**What you should do**
Give back every entry, copied exactly.

*** Exercise materials Section Begins ***

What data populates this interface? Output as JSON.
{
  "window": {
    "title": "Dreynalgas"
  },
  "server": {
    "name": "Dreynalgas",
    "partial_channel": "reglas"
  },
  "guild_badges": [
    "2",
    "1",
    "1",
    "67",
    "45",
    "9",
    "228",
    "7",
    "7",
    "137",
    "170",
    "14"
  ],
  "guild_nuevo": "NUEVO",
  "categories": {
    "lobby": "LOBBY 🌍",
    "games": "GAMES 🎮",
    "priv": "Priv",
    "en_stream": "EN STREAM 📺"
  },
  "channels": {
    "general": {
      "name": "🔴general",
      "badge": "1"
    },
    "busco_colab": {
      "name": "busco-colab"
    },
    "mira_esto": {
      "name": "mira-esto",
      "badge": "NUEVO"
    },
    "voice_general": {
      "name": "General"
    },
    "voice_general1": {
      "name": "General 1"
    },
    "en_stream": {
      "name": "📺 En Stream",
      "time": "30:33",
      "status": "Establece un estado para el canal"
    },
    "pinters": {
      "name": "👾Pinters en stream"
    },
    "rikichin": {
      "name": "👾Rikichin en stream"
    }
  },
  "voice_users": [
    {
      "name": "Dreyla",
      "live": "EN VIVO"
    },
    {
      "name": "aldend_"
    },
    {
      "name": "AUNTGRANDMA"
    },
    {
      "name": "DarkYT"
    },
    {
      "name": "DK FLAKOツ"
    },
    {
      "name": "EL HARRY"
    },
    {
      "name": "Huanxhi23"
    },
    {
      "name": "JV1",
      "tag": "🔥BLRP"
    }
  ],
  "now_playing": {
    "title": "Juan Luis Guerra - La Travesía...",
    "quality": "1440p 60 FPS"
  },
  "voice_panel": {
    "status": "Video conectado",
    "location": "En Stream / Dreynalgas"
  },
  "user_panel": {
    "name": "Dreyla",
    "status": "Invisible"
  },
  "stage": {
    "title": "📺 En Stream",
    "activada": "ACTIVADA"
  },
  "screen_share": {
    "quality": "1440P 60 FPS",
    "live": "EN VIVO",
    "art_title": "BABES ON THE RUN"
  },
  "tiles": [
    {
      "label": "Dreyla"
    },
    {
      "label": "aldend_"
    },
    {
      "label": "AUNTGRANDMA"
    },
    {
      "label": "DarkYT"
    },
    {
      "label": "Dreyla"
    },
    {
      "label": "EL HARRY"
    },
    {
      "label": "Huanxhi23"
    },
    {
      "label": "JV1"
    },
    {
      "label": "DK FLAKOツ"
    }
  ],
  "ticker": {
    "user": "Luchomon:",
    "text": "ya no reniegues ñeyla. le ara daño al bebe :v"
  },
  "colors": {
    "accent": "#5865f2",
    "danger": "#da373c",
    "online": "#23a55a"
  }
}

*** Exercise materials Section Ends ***

**Answer**
What data populates this interface? Output as JSON.
{
  "window": {
    "title": "Dreynalgas"
  },
  "server": {
    "name": "Dreynalgas",
    "partial_channel": "reglas"
  },
  "guild_badges": [
    "2",
    "1",
    "1",
    "67",
    "45",
    "9",
    "228",
    "7",
    "7",
    "137",
    "170",
    "14"
  ],
  "guild_nuevo": "NUEVO",
  "categories": {
    "lobby": "LOBBY 🌍",
    "games": "GAMES 🎮",
    "priv": "Priv",
    "en_stream": "EN STREAM 📺"
  },
  "channels": {
    "general": {
      "name": "🔴general",
      "badge": "1"
    },
    "busco_colab": {
      "name": "busco-colab"
    },
    "mira_esto": {
      "name": "mira-esto",
      "badge": "NUEVO"
    },
    "voice_general": {
      "name": "General"
    },
    "voice_general1": {
      "name": "General 1"
    },
    "en_stream": {
      "name": "📺 En Stream",
      "time": "30:33",
      "status": "Establece un estado para el canal"
    },
    "pinters": {
      "name": "👾Pinters en stream"
    },
    "rikichin": {
      "name": "👾Rikichin en stream"
    }
  },
  "voice_users": [
    {
      "name": "Dreyla",
      "live": "EN VIVO"
    },
    {
      "name": "aldend_"
    },
    {
      "name": "AUNTGRANDMA"
    },
    {
      "name": "DarkYT"
    },
    {
      "name": "DK FLAKOツ"
    },
    {
      "name": "EL HARRY"
    },
    {
      "name": "Huanxhi23"
    },
    {
      "name": "JV1",
      "tag": "🔥BLRP"
    }
  ],
  "now_playing": {
    "title": "Juan Luis Guerra - La Travesía...",
    "quality": "1440p 60 FPS"
  },
  "voice_panel": {
    "status": "Video conectado",
    "location": "En Stream / Dreynalgas"
  },
  "user_panel": {
    "name": "Dreyla",
    "status": "Invisible"
  },
  "stage": {
    "title": "📺 En Stream",
    "activada": "ACTIVADA"
  },
  "screen_share": {
    "quality": "1440P 60 FPS",
    "live": "EN VIVO",
    "art_title": "BABES ON THE RUN"
  },
  "tiles": [
    {
      "label": "Dreyla"
    },
    {
      "label": "aldend_"
    },
    {
      "label": "AUNTGRANDMA"
    },
    {
      "label": "DarkYT"
    },
    {
      "label": "Dreyla"
    },
    {
      "label": "EL HARRY"
    },
    {
      "label": "Huanxhi23"
    },
    {
      "label": "JV1"
    },
    {
      "label": "DK FLAKOツ"
    }
  ],
  "ticker": {
    "user": "Luchomon:",
    "text": "ya no reniegues ñeyla. le ara daño al bebe :v"
  },
  "colors": {
    "accent": "#5865f2",
    "danger": "#da373c",
    "online": "#23a55a"
  }
}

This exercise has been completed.